The Student News Site of Tarrant County College

The Collegian

The Student News Site of Tarrant County College

The Collegian

The Student News Site of Tarrant County College

The Collegian

CD Review

By Frankie Farrar-helm/entertainment editor

Listen up, country music fans. If you miss the good ol’ simple guitar tunes that existed before the mainstream-pop genre devoured them, country artist Amy Black has something for you.

Black’s second album One Time, released March 29, is like a Jack Daniels and Coke — a delicious blend of straight Tennessee originality with a splash of bubbly sweetness.

The Nashville native fuses traditional bluegrass melodies with modern, contemporary beats to create music reminiscent of female country stars from the ’90s.

The singer/songwriter’s success at local open-mic nights quickly led her to form a band of talented, eclectic musicians. The all-American cast includes New England players Lyle Brewer, Tim Gearan and Mark Erelli on guitar with Jesse Williams on bass, Roger Williams on dobro and Nashville favorite Stuart Duncan on the fiddle and mandolin.

The opening track “Run Johnny” tells the story of a girl murdered in Alabama. Its lyrics read, “Well they found her by the river, bloodstain on her dress … That ain’t no way to treat your woman, Johnny … Ain’t no love in death.” The track’s heavy foot-stompin’ beats, harmonica tunes and various Southern acoustic sounds create a rich down-home atmosphere.

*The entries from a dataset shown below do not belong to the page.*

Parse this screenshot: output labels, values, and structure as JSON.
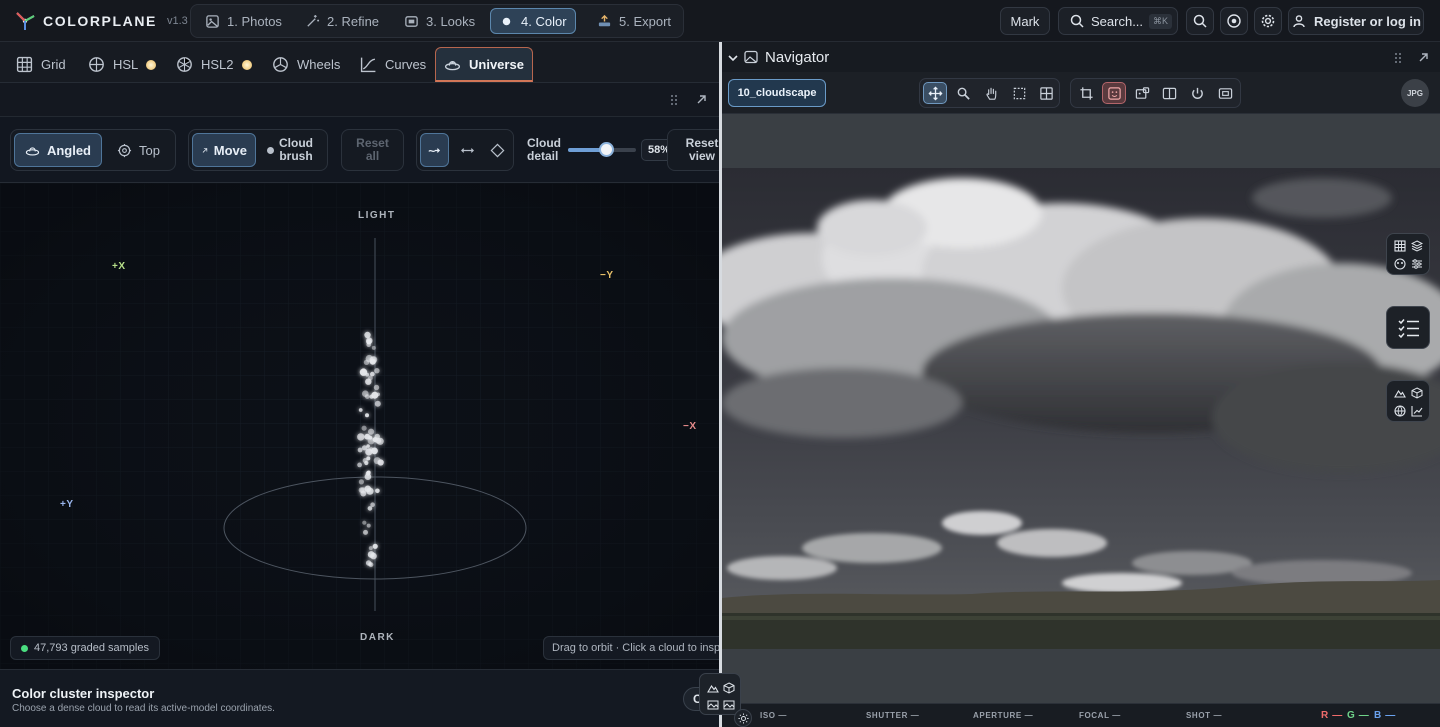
{
  "app": {
    "name": "COLORPLANE",
    "version": "v1.3"
  },
  "steps": [
    {
      "label": "1. Photos",
      "icon": "image-icon"
    },
    {
      "label": "2. Refine",
      "icon": "wand-icon"
    },
    {
      "label": "3. Looks",
      "icon": "looks-icon"
    },
    {
      "label": "4. Color",
      "icon": "dot-icon",
      "active": true
    },
    {
      "label": "5. Export",
      "icon": "export-icon"
    }
  ],
  "topbar": {
    "mark": "Mark",
    "search": "Search...",
    "search_kbd": "⌘K",
    "register": "Register or log in"
  },
  "tabs": [
    {
      "label": "Grid"
    },
    {
      "label": "HSL"
    },
    {
      "label": "HSL2"
    },
    {
      "label": "Wheels"
    },
    {
      "label": "Curves"
    },
    {
      "label": "Universe",
      "active": true
    }
  ],
  "toolbar": {
    "angled": "Angled",
    "top": "Top",
    "move": "Move",
    "cloud_brush_1": "Cloud",
    "cloud_brush_2": "brush",
    "reset_all_1": "Reset",
    "reset_all_2": "all",
    "cloud_detail_1": "Cloud",
    "cloud_detail_2": "detail",
    "cloud_detail_value": "58%",
    "cloud_detail_fraction": 0.58,
    "reset_view_1": "Reset",
    "reset_view_2": "view"
  },
  "viz": {
    "light": "LIGHT",
    "dark": "DARK",
    "plus_x": "+X",
    "minus_y": "−Y",
    "minus_x": "−X",
    "plus_y": "+Y",
    "samples": "47,793 graded samples",
    "hint": "Drag to orbit · Click a cloud to inspect"
  },
  "inspector": {
    "title": "Color cluster inspector",
    "subtitle": "Choose a dense cloud to read its active-model coordinates.",
    "btn_fragment": "C"
  },
  "navigator": {
    "title": "Navigator",
    "file": "10_cloudscape",
    "format": "JPG"
  },
  "status": {
    "iso": "ISO —",
    "shutter": "SHUTTER —",
    "aperture": "APERTURE —",
    "focal": "FOCAL —",
    "shot": "SHOT —",
    "r": "R —",
    "g": "G —",
    "b": "B —"
  },
  "colors": {
    "accent": "#d27657",
    "active_step": "#2e4257",
    "r": "#ef6b6b",
    "g": "#6fd38a",
    "b": "#6aa2ef"
  }
}
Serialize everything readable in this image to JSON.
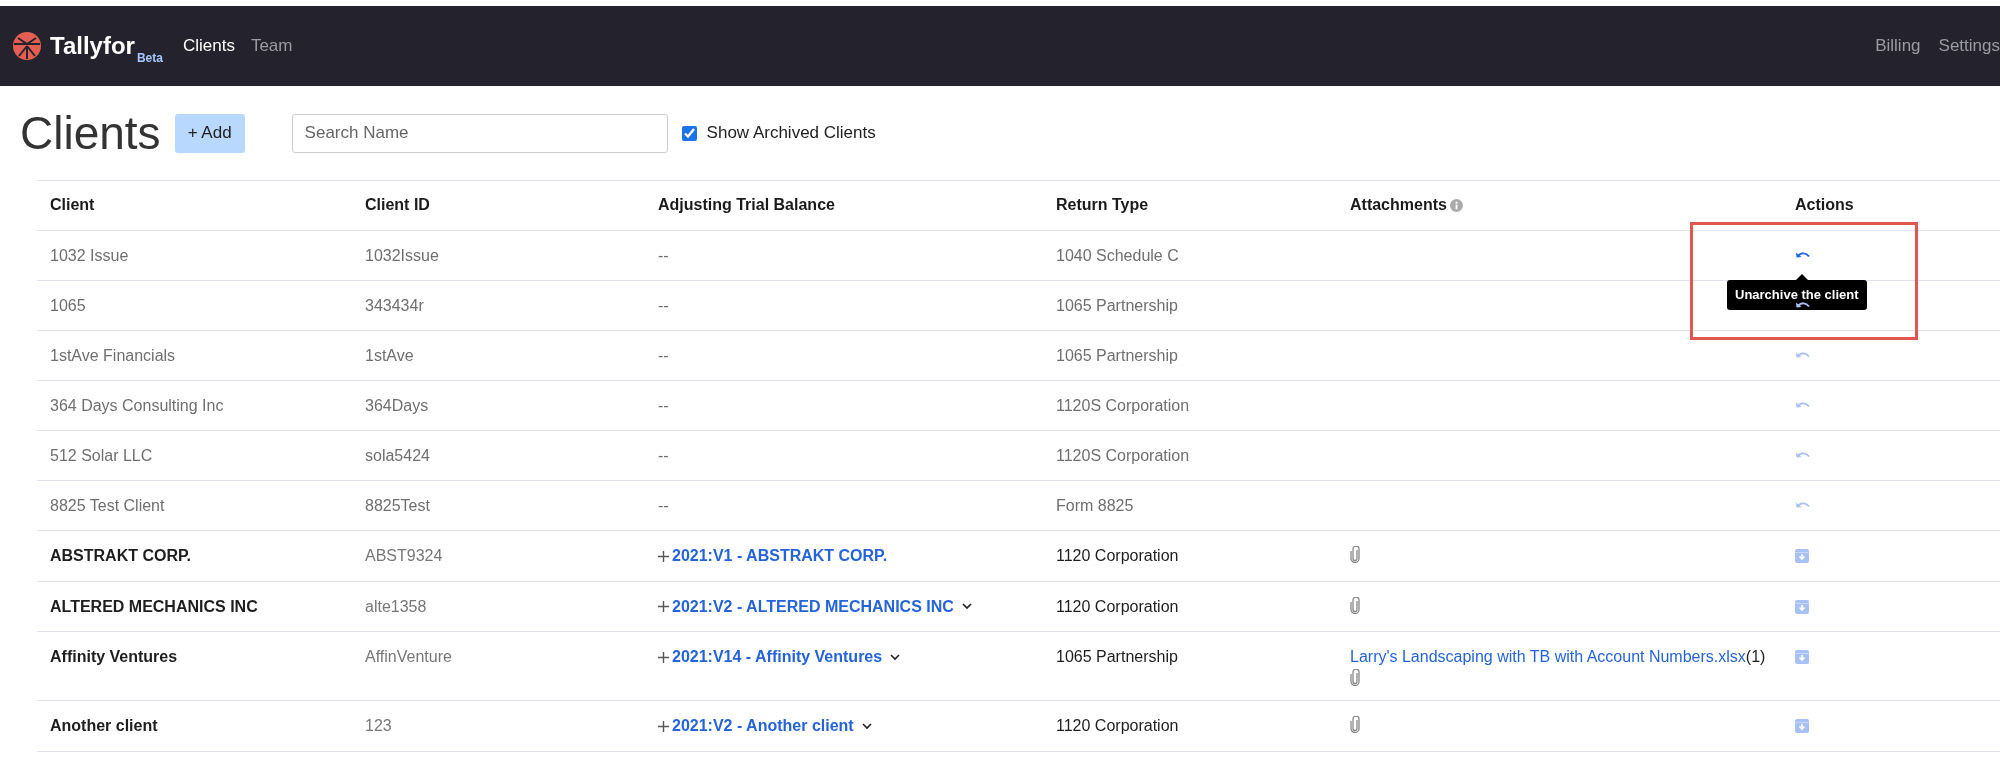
{
  "nav": {
    "brand": "Tallyfor",
    "badge": "Beta",
    "links": [
      {
        "label": "Clients",
        "selected": true
      },
      {
        "label": "Team",
        "selected": false
      }
    ],
    "right_links": [
      "Billing",
      "Settings"
    ]
  },
  "page": {
    "title": "Clients",
    "add_button": "+ Add",
    "search": {
      "placeholder": "Search Name"
    },
    "show_archived": {
      "label": "Show Archived Clients",
      "checked": true
    }
  },
  "table": {
    "columns": [
      {
        "label": "Client",
        "info_icon": false
      },
      {
        "label": "Client ID",
        "info_icon": false
      },
      {
        "label": "Adjusting Trial Balance",
        "info_icon": false
      },
      {
        "label": "Return Type",
        "info_icon": false
      },
      {
        "label": "Attachments",
        "info_icon": true
      },
      {
        "label": "Actions",
        "info_icon": false
      }
    ],
    "rows": [
      {
        "client": "1032 Issue",
        "client_id": "1032Issue",
        "trial_balance": {
          "kind": "none",
          "text": "--"
        },
        "return_type": "1040 Schedule C",
        "archived": true,
        "hovered": true,
        "tooltip": "Unarchive the client"
      },
      {
        "client": "1065",
        "client_id": "343434r",
        "trial_balance": {
          "kind": "none",
          "text": "--"
        },
        "return_type": "1065 Partnership",
        "archived": true,
        "hovered": false
      },
      {
        "client": "1stAve Financials",
        "client_id": "1stAve",
        "trial_balance": {
          "kind": "none",
          "text": "--"
        },
        "return_type": "1065 Partnership",
        "archived": true,
        "hovered": false
      },
      {
        "client": "364 Days Consulting Inc",
        "client_id": "364Days",
        "trial_balance": {
          "kind": "none",
          "text": "--"
        },
        "return_type": "1120S Corporation",
        "archived": true,
        "hovered": false
      },
      {
        "client": "512 Solar LLC",
        "client_id": "sola5424",
        "trial_balance": {
          "kind": "none",
          "text": "--"
        },
        "return_type": "1120S Corporation",
        "archived": true,
        "hovered": false
      },
      {
        "client": "8825 Test Client",
        "client_id": "8825Test",
        "trial_balance": {
          "kind": "none",
          "text": "--"
        },
        "return_type": "Form 8825",
        "archived": true,
        "hovered": false
      },
      {
        "client": "ABSTRAKT CORP.",
        "client_id": "ABST9324",
        "trial_balance": {
          "kind": "link",
          "text": "2021:V1 - ABSTRAKT CORP.",
          "dropdown": false
        },
        "return_type": "1120 Corporation",
        "archived": false,
        "hovered": false
      },
      {
        "client": "ALTERED MECHANICS INC",
        "client_id": "alte1358",
        "trial_balance": {
          "kind": "link",
          "text": "2021:V2 - ALTERED MECHANICS INC",
          "dropdown": true
        },
        "return_type": "1120 Corporation",
        "archived": false,
        "hovered": false
      },
      {
        "client": "Affinity Ventures",
        "client_id": "AffinVenture",
        "trial_balance": {
          "kind": "link",
          "text": "2021:V14 - Affinity Ventures",
          "dropdown": true
        },
        "return_type": "1065 Partnership",
        "archived": false,
        "hovered": false,
        "files": [
          {
            "name": "Larry's Landscaping with TB with Account Numbers.xlsx",
            "count": "(1)"
          }
        ]
      },
      {
        "client": "Another client",
        "client_id": "123",
        "trial_balance": {
          "kind": "link",
          "text": "2021:V2 - Another client",
          "dropdown": true
        },
        "return_type": "1120 Corporation",
        "archived": false,
        "hovered": false
      }
    ]
  }
}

A song that better represents the old country feel on the album is “You Ain’t Woman Enough (To Take My Man).” Black’s cover of the original 1966 hit is superb. Get ready, Loretta Lynn fans — there’s a new woman in town.

“Whiskey and Wine,” one of the slower, soulful tracks on the album, is a tenderly written, romantic anecdote about two lovers who are the opposite of each other. “Whiskey and wine, that’s you and me baby … It’s taken some time to figure this thing out. I know I love you, and I think you love me too, but maybe that ain’t what this is all about,” Black sings.

Black wraps the album up with a cover of Johnny Cash’s last recorded song, which was released last year, titled “Ain’t No Grave (Gonna Hold My Body Down).” The legendary guitar notes and haunting vocals by Cash have gained a wider audience since it has become the latest theme song for WWE wrestler The Undertaker. Black’s version sounds like the original but with a faster tempo and higher pitch.

Overall, Black shows her gift as a singer/songwriter through her originality. However, she overreached by doing covers of country music idols in her second album.

It’s like that saying: “Who sings that song? Oh yeah … well let them sing it.”

Donate to The Collegian

Your donation will support the student journalists of Tarrant County College. Your contribution will allow us to purchase equipment and cover our annual website hosting costs.

More to Discover
Donate to The Collegian